    Developers arguing with each others and accusing each other of wrong doing is nothing new in the jailbreak community. Being the first iOS jailbreaker developers not based in the Western, the Pangu Team have already experienced this problem with them. The Pangu Team, from China, wrote a later titled “Jailbreak Should not Tolerate Regional Discrimination,” where they denied a significant amount of accusations from the jailbreak community along hacker Stefan Esser, mostly known as I0n1c.

    The Pangu Team starts by talking about their master I0n1c, stating that he was being racist during his recent talk at Syscan and who “deliberately separate the jailbreak community with “Chinese” and “Western” labels and are full of morbid imaginations.” The team also cleared out some rumors that were spread about them.

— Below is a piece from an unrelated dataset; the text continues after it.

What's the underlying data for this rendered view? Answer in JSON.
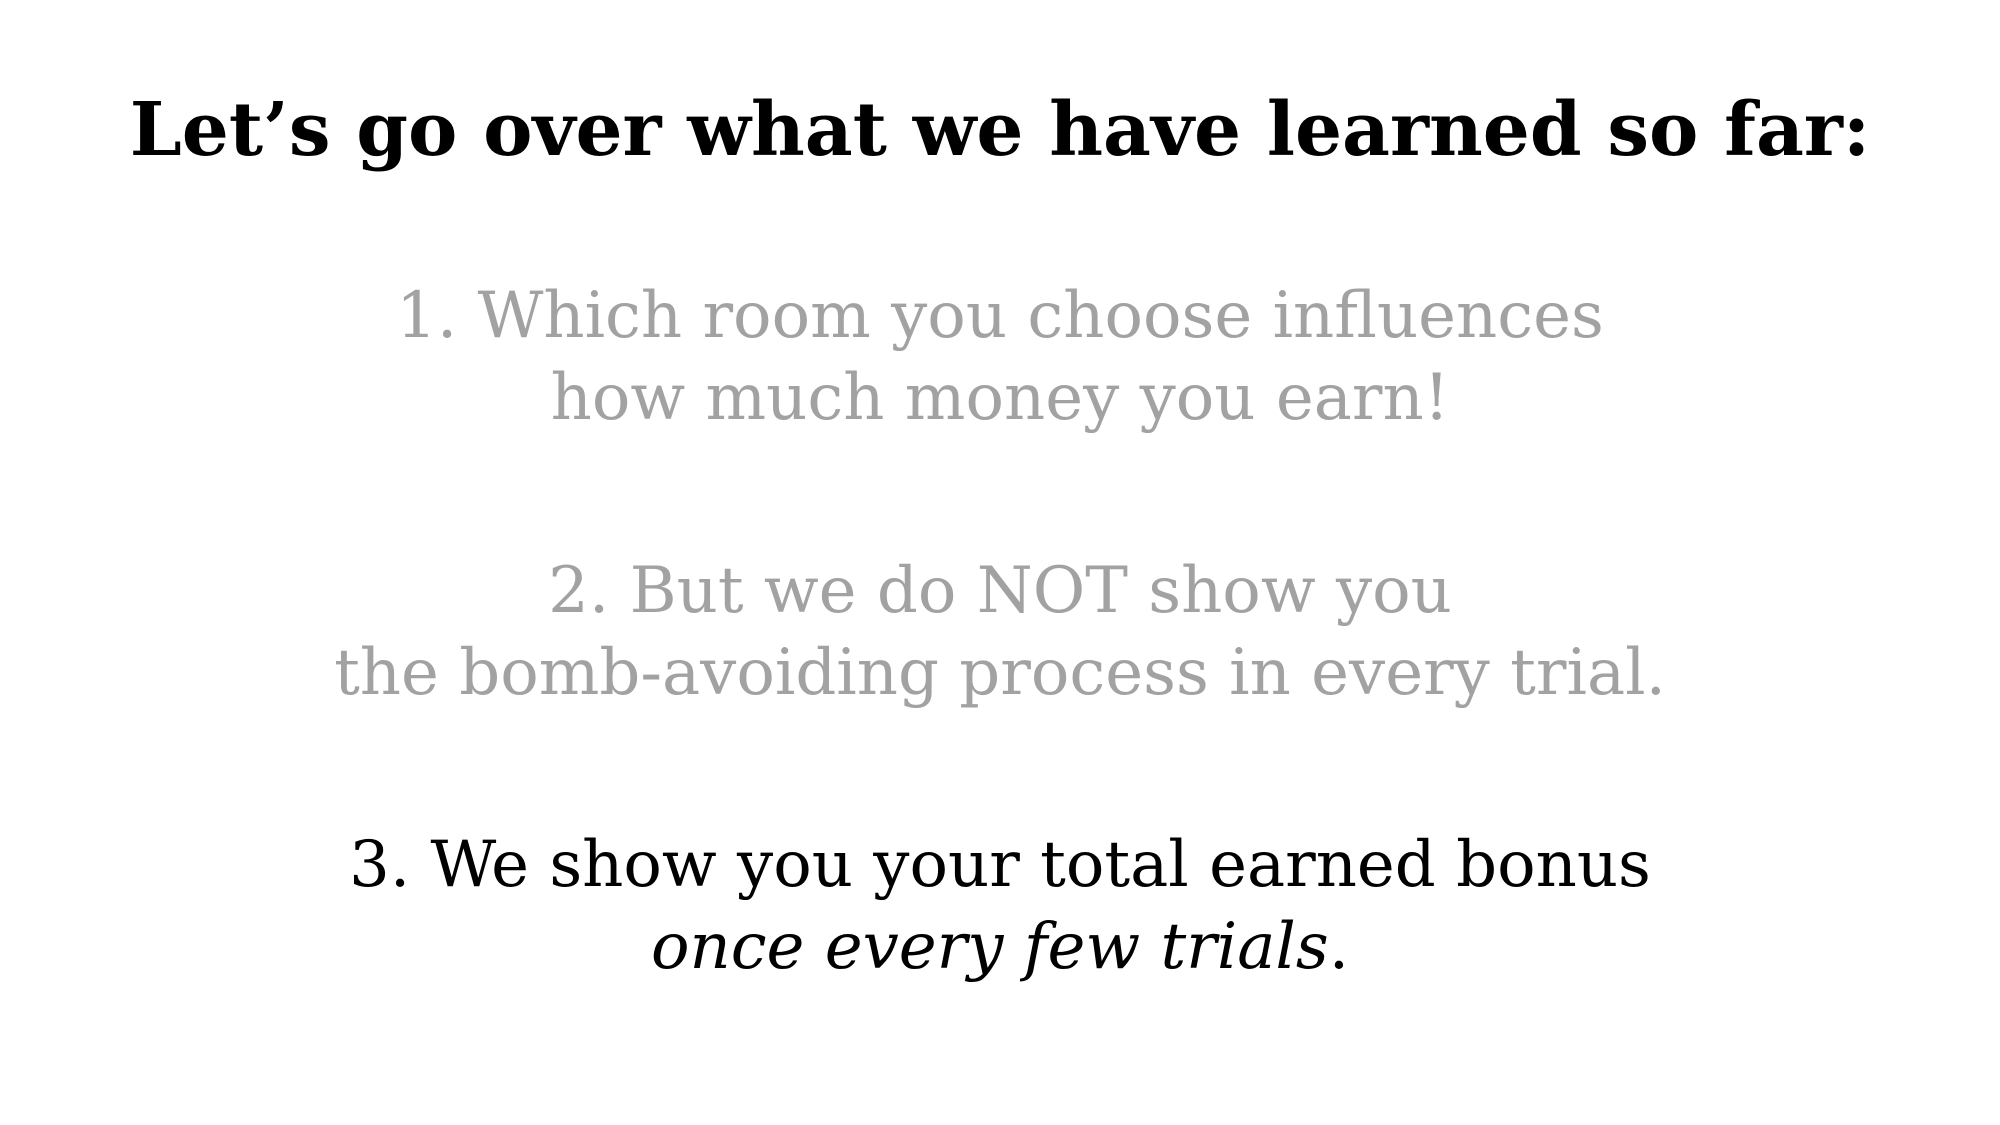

    • Any revenue obtained from the Pangu jailbreak is mainly used on research and development “For us, our sponsorship is mainly used to support the development of jailbreak tools, cover the cost of software testing, and facility the download servers, etc.”
    • The team never buys or have bought any vulnerabilities for their jailbreak – “In the first version of Pangu 7, among a number of vulnerabilities exploited in Pangu 7, we used the kernel information leaks discussed in Stefan Esser’s training course which have no NDA for the training. Also, it’s said that the vulnerability was already spreaded in a small range. So we leveraged the vulnerability in order to save our own vulnerability for next jailbreaks. But after receiving Stefan Esser’s criticism, we immediately released a new version of the jailbreak tool in which we replaced the vulnerability with our own vulnerability.”
    • The team never bought or used stolen enterprise certificates – “In Pangu 7 and Pangu 8, we leveraged expired enterprise certificates to initial the jailbreaking process. We are very glad that some of jailbreak fans donated their own expired enterprise certificates to us. On the other hand, an enterprise certificate only costs a few hundreds dollars. We don’t see any reason to steal an enterprise certificate.”

    Despite all this inconveniences and discrimination, the team stated that they will “continue to put efforts on pure, technical research, and try our best to contribute to the security community in future.”

    (Source: Pangu)